Daily life is increasingly determined by algorithms, that are in their turn the building blocks of large software systems. It is therefore essential to design algorithms that are correct, transparent, efficient, and secure, and to incorporate them in high-quality systems.

The concept of algorithms is closely linked to research questions about computability and hence touches upon the ultimate limits of scientific knowledge. This immediately suggests deep and intriguing questions for our research. Under what conditions do hard optimization and prediction problems become efficiently solvable? Are there problems that will remain forever outside our computational reach (most famously, the /P versus NP/ problem)? Can we ingeniously turn this question around and use the computational complexity of algorithms to create encryption systems that are provably secure? And how can we design algorithms that take full advantage of the astonishing properties of quantum computers to perform multiple calculations simultaneously, resulting in dramatic speed-ups? While such questions are abstract, curiosity-driven and motivated by scientific excitement rather than day-to-day pressures, their potential long-term impact is huge.

Our scientific investigations also address problems related to the pressing demands for guaranteed quality in complex software systems. We therefore investigate formal tools and methods to define, measure, validate and optimize specific quality aspects.

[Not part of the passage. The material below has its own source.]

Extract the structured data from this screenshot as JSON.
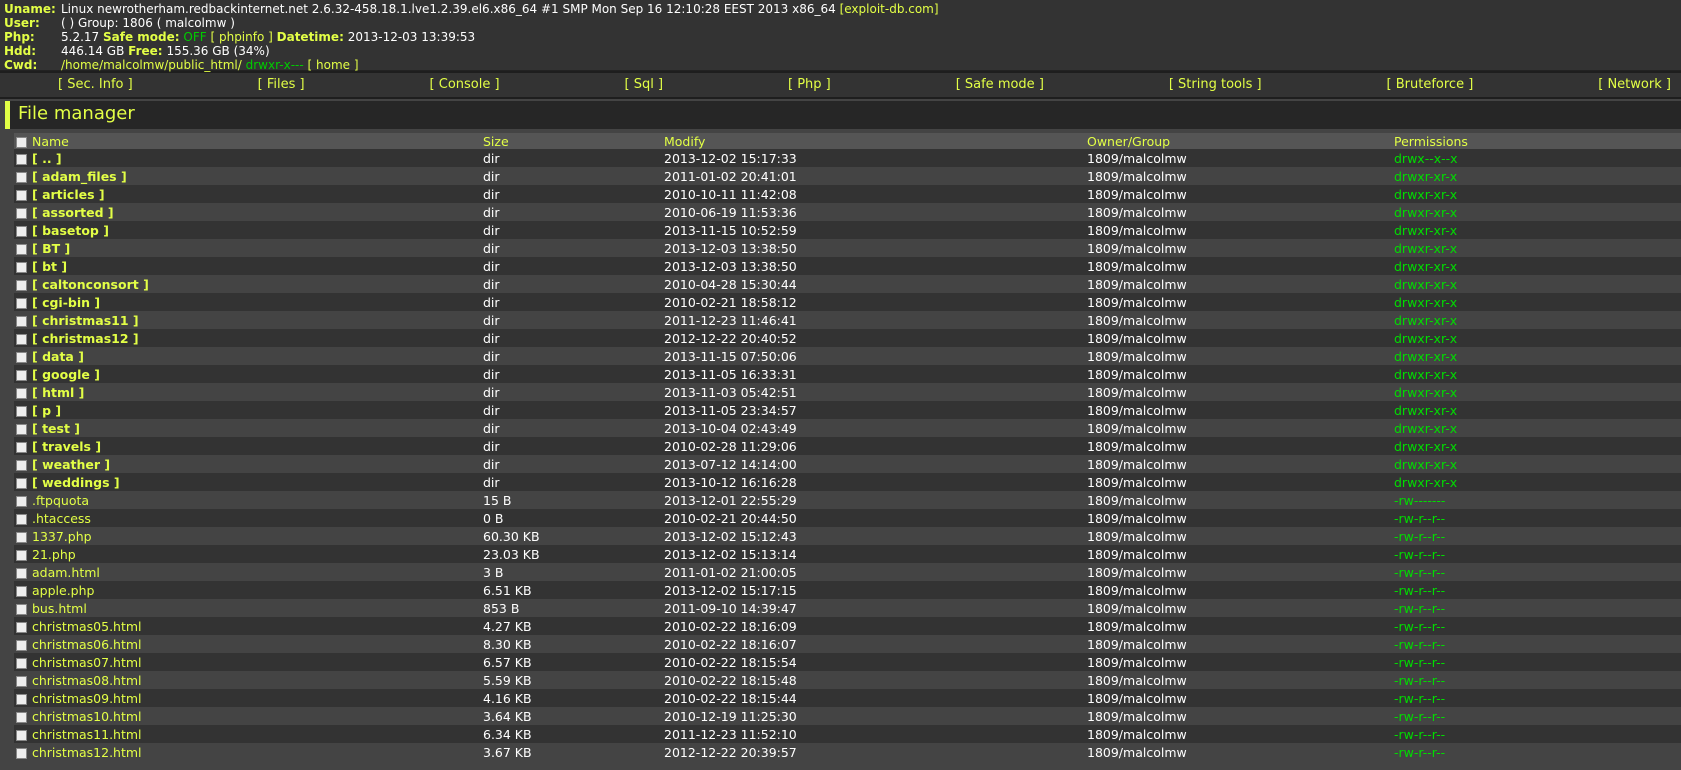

Examples include the design of special-purpose languages that simplify the expression of domain-specific actions while guaranteeing certain properties, database architectures that can efficiently manage intricate queries using large datasets, and mathematical proofs that formally show the correctness of software.